HOLLYWOOD — Tourists and shoppers along Hollywood Boulevard were given free bottles of water June 21 — a seemingly nice treat on a sweltering day — but some people weren’t exactly smiling when they realized the water was once swirling in a toilet.
Officials from the Orange County Water District and Orange County Sanitation District, who passed out the free bottles as part of a statewide tour, said the ultra-purified recycled water actually exceeds all state and federal quality standards. But that didn’t calm everyone’s nerves.
“Eww,” one passerby told NBC4 as she was offered a bottle. Another person suggested drinking toilet water should generally be reserved for dogs.
But the Orange County officials said they want to change people’s thinking about the benefits of recycling water.
“California, and the world, are increasingly becoming aware that we can reuse our local water supplies in a safe and cost-efficient manner,” said Denis Bilodeau, president of the Orange County Water District. “We have perfected the treatment technology at our groundwater replenishment system facility.
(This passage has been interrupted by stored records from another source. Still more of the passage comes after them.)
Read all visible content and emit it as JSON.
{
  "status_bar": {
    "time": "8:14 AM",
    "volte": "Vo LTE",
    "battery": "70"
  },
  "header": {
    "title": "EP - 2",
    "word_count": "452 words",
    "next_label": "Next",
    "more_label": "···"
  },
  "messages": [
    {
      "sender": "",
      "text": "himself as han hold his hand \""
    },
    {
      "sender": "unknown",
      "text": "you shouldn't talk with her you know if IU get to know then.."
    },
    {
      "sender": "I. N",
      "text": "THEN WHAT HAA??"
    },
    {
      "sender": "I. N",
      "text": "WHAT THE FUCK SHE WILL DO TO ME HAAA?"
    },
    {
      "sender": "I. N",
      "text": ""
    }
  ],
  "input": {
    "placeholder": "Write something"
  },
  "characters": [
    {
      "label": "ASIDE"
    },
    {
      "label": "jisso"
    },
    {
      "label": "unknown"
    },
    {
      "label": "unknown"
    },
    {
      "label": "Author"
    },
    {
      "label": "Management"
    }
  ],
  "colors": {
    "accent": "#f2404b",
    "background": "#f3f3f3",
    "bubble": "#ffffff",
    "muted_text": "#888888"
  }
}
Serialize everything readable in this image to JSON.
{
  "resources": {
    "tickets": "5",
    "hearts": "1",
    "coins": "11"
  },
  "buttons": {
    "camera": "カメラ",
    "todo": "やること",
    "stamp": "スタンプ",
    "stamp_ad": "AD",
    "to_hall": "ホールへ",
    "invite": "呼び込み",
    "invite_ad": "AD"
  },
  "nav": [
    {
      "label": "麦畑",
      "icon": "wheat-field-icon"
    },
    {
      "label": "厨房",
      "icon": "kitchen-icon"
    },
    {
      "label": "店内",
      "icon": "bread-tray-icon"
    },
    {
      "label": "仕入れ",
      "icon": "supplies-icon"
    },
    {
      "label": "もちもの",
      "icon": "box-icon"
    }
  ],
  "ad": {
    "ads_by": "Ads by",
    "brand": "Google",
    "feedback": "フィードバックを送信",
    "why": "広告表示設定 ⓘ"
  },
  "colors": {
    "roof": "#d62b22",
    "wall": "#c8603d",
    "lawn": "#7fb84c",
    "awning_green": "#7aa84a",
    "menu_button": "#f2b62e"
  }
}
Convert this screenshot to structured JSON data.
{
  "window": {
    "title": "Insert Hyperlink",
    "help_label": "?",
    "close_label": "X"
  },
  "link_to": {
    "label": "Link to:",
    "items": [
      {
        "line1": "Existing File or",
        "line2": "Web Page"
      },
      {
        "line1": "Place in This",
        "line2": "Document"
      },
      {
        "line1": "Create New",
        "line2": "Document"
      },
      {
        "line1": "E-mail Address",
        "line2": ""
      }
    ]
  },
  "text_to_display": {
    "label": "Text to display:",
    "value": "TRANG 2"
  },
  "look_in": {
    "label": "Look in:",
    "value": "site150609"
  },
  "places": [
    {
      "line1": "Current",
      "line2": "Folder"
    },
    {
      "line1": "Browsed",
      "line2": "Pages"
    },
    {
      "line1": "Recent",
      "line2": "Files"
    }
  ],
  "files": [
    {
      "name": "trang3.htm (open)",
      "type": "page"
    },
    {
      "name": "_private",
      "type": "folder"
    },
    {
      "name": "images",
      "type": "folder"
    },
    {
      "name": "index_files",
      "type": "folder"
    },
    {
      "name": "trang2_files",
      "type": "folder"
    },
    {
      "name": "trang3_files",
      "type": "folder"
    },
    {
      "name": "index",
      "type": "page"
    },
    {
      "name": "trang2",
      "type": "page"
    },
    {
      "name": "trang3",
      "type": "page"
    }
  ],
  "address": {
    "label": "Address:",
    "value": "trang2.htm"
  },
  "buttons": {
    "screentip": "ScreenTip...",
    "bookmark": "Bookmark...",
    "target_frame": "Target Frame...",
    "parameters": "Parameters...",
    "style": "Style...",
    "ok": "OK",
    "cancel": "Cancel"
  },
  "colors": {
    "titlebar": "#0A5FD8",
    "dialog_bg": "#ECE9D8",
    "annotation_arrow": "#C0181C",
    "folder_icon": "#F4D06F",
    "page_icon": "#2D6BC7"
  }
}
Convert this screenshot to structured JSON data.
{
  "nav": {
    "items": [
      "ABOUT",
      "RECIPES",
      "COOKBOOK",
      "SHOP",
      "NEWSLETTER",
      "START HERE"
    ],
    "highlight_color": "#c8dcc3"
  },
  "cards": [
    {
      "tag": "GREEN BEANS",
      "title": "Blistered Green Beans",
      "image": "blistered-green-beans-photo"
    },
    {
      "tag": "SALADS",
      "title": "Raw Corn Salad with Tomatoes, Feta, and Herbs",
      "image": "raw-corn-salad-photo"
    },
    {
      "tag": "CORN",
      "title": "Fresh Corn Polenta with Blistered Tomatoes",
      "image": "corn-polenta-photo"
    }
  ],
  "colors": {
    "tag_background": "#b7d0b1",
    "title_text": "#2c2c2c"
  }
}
We are taking our water and our message to the public to alleviate any ‘yuck’ factor.”
Orange County officials said the groundwater replenishment system facility has been producing purified water since 2008, but state regulations limit the ability to use it to replenish groundwater basins — but the state does allow it to be bottled and handed out as an educational tool.
So the Orange County Water District and the Sanitation District began their statewide tour in Hollywood in hopes of changing public opinion about the near-distilled-quality water.
“Today, we launch a year-long effort to reach as many people as we can in California to share our success and promote a very sustainable process that will increase our water reliability in the state,” said Greg Sebourn, steering committee chair for the Orange County Sanitation District and the groundwater replenishment system. “We’re able to produce safe and great-tasting drinking water, so let’s do all we can to preserve local water supplies by reusing them.”
The O.C. officials argued that the water-recycling facility costs less than importing water from Northern California and the Colorado River.
“As public agencies, we have a duty to share our commitment to creating safe, reliable and new sources of water with communities that, otherwise, might be put off without the knowledge we are providing and without being able to taste it,” Bilodeau said. “We’ve given tours of our facility for years, but this educates a limited audience. Now, with these bottles, we are able to reach a much larger audience.”